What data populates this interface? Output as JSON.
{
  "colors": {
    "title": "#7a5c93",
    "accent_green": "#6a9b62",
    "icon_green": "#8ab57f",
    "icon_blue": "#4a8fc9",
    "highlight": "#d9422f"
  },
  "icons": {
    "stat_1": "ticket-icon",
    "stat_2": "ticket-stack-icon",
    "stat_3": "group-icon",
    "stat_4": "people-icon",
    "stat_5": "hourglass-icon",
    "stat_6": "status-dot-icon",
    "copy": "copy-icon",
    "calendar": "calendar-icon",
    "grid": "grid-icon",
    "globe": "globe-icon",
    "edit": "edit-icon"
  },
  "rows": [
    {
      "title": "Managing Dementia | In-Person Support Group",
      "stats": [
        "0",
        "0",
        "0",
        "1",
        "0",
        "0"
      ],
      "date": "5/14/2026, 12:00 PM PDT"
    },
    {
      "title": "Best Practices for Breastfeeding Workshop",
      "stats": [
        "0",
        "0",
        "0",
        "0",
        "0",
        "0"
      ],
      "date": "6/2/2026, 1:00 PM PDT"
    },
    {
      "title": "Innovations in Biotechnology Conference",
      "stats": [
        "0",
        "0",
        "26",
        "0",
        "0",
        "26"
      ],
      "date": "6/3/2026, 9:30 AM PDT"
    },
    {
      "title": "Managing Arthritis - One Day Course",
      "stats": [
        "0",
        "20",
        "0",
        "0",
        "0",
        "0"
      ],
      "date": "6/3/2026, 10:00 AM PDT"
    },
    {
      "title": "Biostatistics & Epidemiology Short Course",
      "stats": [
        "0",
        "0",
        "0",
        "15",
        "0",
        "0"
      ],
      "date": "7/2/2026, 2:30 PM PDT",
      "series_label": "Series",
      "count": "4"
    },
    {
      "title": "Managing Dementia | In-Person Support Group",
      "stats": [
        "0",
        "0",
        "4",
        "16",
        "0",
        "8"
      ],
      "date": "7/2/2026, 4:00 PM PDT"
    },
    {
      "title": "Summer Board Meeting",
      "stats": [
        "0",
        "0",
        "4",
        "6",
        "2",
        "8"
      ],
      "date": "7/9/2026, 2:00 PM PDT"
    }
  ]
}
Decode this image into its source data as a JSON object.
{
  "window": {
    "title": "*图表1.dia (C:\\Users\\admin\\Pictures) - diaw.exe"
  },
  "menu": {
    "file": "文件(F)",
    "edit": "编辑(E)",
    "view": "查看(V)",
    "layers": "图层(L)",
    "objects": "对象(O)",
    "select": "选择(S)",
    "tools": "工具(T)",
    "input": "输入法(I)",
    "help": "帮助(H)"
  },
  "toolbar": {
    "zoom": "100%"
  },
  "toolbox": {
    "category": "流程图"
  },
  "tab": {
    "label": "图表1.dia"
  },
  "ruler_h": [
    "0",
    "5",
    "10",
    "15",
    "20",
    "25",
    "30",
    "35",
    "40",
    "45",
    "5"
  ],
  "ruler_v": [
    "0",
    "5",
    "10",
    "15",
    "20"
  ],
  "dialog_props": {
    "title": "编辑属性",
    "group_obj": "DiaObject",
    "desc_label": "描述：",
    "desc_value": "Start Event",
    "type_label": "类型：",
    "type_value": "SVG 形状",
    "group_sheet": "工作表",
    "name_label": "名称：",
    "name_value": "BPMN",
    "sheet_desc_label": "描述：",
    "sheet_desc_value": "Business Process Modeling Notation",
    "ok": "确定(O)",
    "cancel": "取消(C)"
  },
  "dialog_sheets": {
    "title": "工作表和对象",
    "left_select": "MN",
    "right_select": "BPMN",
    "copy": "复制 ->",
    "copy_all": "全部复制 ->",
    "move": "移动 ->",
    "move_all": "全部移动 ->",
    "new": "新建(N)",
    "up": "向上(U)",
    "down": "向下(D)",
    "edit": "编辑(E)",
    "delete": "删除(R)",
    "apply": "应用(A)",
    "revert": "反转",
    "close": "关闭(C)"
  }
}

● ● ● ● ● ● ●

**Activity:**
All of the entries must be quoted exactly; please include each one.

**Response to the task:**
What data populates this interface? Output as JSON.
{
  "colors": {
    "title": "#7a5c93",
    "accent_green": "#6a9b62",
    "icon_green": "#8ab57f",
    "icon_blue": "#4a8fc9",
    "highlight": "#d9422f"
  },
  "icons": {
    "stat_1": "ticket-icon",
    "stat_2": "ticket-stack-icon",
    "stat_3": "group-icon",
    "stat_4": "people-icon",
    "stat_5": "hourglass-icon",
    "stat_6": "status-dot-icon",
    "copy": "copy-icon",
    "calendar": "calendar-icon",
    "grid": "grid-icon",
    "globe": "globe-icon",
    "edit": "edit-icon"
  },
  "rows": [
    {
      "title": "Managing Dementia | In-Person Support Group",
      "stats": [
        "0",
        "0",
        "0",
        "1",
        "0",
        "0"
      ],
      "date": "5/14/2026, 12:00 PM PDT"
    },
    {
      "title": "Best Practices for Breastfeeding Workshop",
      "stats": [
        "0",
        "0",
        "0",
        "0",
        "0",
        "0"
      ],
      "date": "6/2/2026, 1:00 PM PDT"
    },
    {
      "title": "Innovations in Biotechnology Conference",
      "stats": [
        "0",
        "0",
        "26",
        "0",
        "0",
        "26"
      ],
      "date": "6/3/2026, 9:30 AM PDT"
    },
    {
      "title": "Managing Arthritis - One Day Course",
      "stats": [
        "0",
        "20",
        "0",
        "0",
        "0",
        "0"
      ],
      "date": "6/3/2026, 10:00 AM PDT"
    },
    {
      "title": "Biostatistics & Epidemiology Short Course",
      "stats": [
        "0",
        "0",
        "0",
        "15",
        "0",
        "0"
      ],
      "date": "7/2/2026, 2:30 PM PDT",
      "series_label": "Series",
      "count": "4"
    },
    {
      "title": "Managing Dementia | In-Person Support Group",
      "stats": [
        "0",
        "0",
        "4",
        "16",
        "0",
        "8"
      ],
      "date": "7/2/2026, 4:00 PM PDT"
    },
    {
      "title": "Summer Board Meeting",
      "stats": [
        "0",
        "0",
        "4",
        "6",
        "2",
        "8"
      ],
      "date": "7/9/2026, 2:00 PM PDT"
    }
  ]
}
Decode this image into its source data as a JSON object.
{
  "window": {
    "title": "*图表1.dia (C:\\Users\\admin\\Pictures) - diaw.exe"
  },
  "menu": {
    "file": "文件(F)",
    "edit": "编辑(E)",
    "view": "查看(V)",
    "layers": "图层(L)",
    "objects": "对象(O)",
    "select": "选择(S)",
    "tools": "工具(T)",
    "input": "输入法(I)",
    "help": "帮助(H)"
  },
  "toolbar": {
    "zoom": "100%"
  },
  "toolbox": {
    "category": "流程图"
  },
  "tab": {
    "label": "图表1.dia"
  },
  "ruler_h": [
    "0",
    "5",
    "10",
    "15",
    "20",
    "25",
    "30",
    "35",
    "40",
    "45",
    "5"
  ],
  "ruler_v": [
    "0",
    "5",
    "10",
    "15",
    "20"
  ],
  "dialog_props": {
    "title": "编辑属性",
    "group_obj": "DiaObject",
    "desc_label": "描述：",
    "desc_value": "Start Event",
    "type_label": "类型：",
    "type_value": "SVG 形状",
    "group_sheet": "工作表",
    "name_label": "名称：",
    "name_value": "BPMN",
    "sheet_desc_label": "描述：",
    "sheet_desc_value": "Business Process Modeling Notation",
    "ok": "确定(O)",
    "cancel": "取消(C)"
  },
  "dialog_sheets": {
    "title": "工作表和对象",
    "left_select": "MN",
    "right_select": "BPMN",
    "copy": "复制 ->",
    "copy_all": "全部复制 ->",
    "move": "移动 ->",
    "move_all": "全部移动 ->",
    "new": "新建(N)",
    "up": "向上(U)",
    "down": "向下(D)",
    "edit": "编辑(E)",
    "delete": "删除(R)",
    "apply": "应用(A)",
    "revert": "反转",
    "close": "关闭(C)"
  }
}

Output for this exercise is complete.